Thinking about disruptive commenters in this way presents an interesting challenge. According to the article, psychopathy seems to be genetic in nature and curing people of this extreme antisocial behavior can be difficult. An Australian study cited in the article found that boys with behavioral problems reacted better to rewards for good behavior than to punishments for bad behavior. Maybe looking for ways to reward bad online community members for their good behavior as well as trying to replace some of the stripped away social context is the way forward. (A quick idea for replacing some social context: add a graphic of eyes to the text-posting interface?)
Holding hands is increasingly seen as a sign of commitment and intimacy, while more seemingly intimate acts like kissing and sex are more likely to occur earlier in a "relationship".
The advantages of showing up early to parties. I am a party early-goer for the reasons Tyler describes here...staying longer generally results in diminishing returns for me.
Findings indicate that behavior in online worlds mirrors that of the real world, namely than men stand further away from each other than women, men maintain less eye contact with each other than women, and the amount of eye contact decreases when people stand close together.
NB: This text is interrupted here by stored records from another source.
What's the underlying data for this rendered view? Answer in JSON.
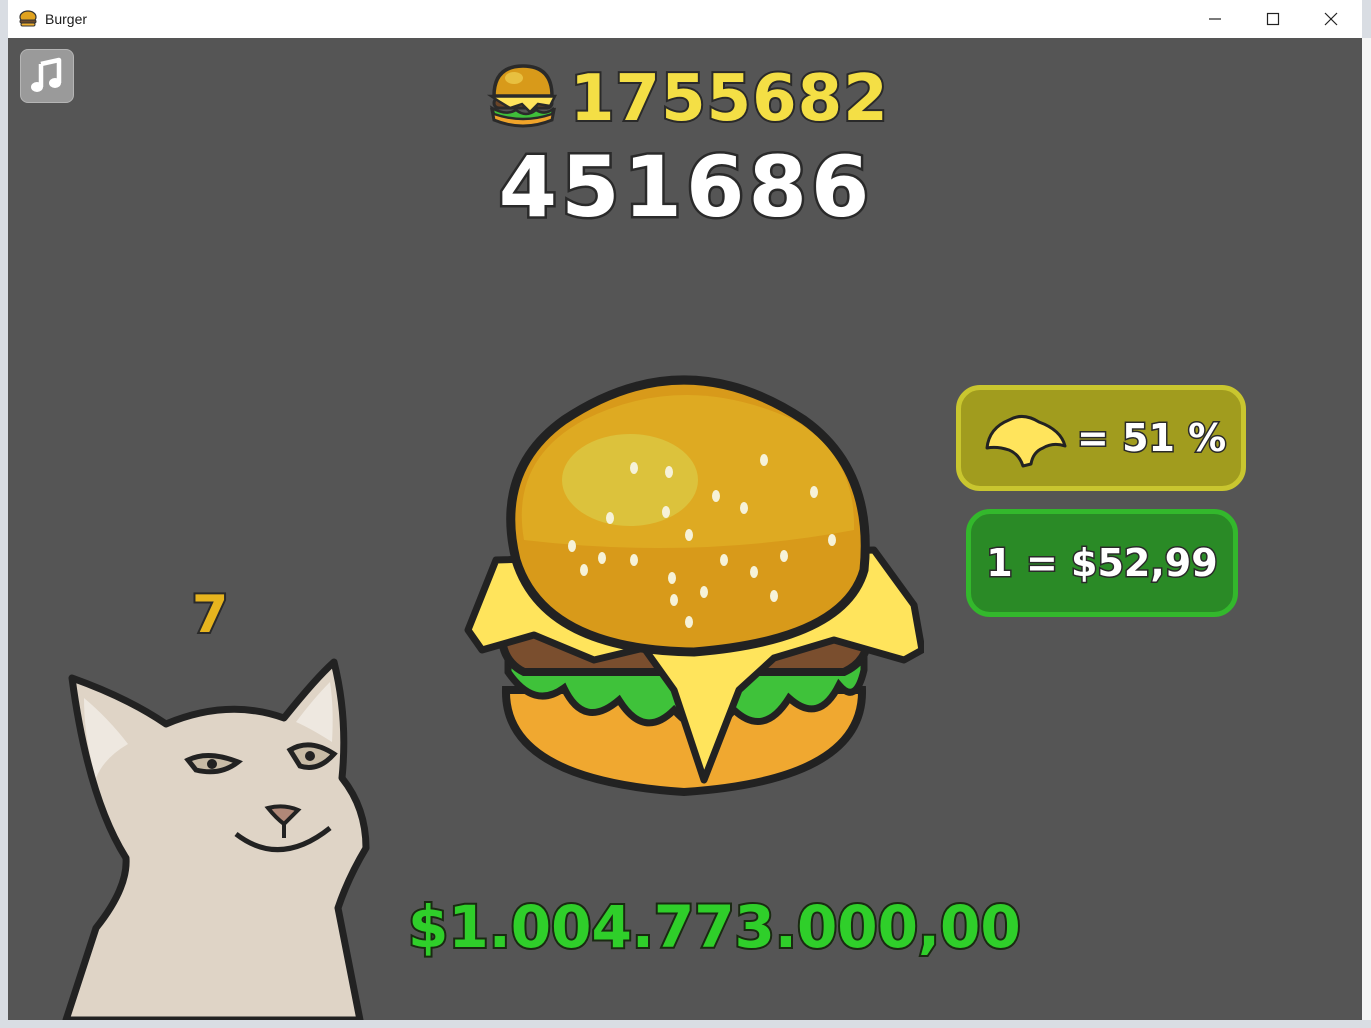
{
  "window": {
    "title": "Burger",
    "icon": "burger-icon"
  },
  "hud": {
    "music_icon": "music-note-icon",
    "total_burgers": "1755682",
    "current_burgers": "451686",
    "money": "$1.004.773.000,00"
  },
  "cheese_panel": {
    "icon": "cheese-icon",
    "value": "= 51 %"
  },
  "price_panel": {
    "value": "1 = $52,99"
  },
  "cat": {
    "count": "7"
  },
  "colors": {
    "background": "#555555",
    "total_count": "#f4df45",
    "money": "#2fcf2a",
    "cheese_panel": "#a19c1e",
    "price_panel": "#2a8a26",
    "cat_count": "#e6b41e"
  }
}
Nick Paumgarten's Talk of the Town piece opens with an anecdote about the doorman's role in elevating the social status of their building's tenants:
When Peter Bearman, a professor of sociology, moved from North Carolina to New York, seven years ago, to take a post at Columbia, he found his new colleagues unusually arrogant and difficult, even for the Ivy League. After considering other factors, he laid the blame on the doormen in their apartment buildings. He reasoned that the doormen had an interest in elevating the status of their tenants in order to enhance their own status, and so they treated the professors like big shots -- for example, by addressing them as "professor" -- until the professors came to believe that they really were big shots. Bearman felt that he had discovered a previously unobserved variant of the Matthew effect, Robert K. Merton's theory concerning the compounding of iniquity among prominent and marginal individuals -- the rich getting richer, and so forth.
I'd never heard of the Matthew effect before, so I looked it up in Wikipedia:
In sociology, Matthew effect was a term coined by Robert K. Merton to describe how, among other things, eminent scientists will often get more credit than a comparatively unknown researcher even if their work is similar; it also means that credit will usually be given to researchers that are already famous...
Here is Merton's original paper.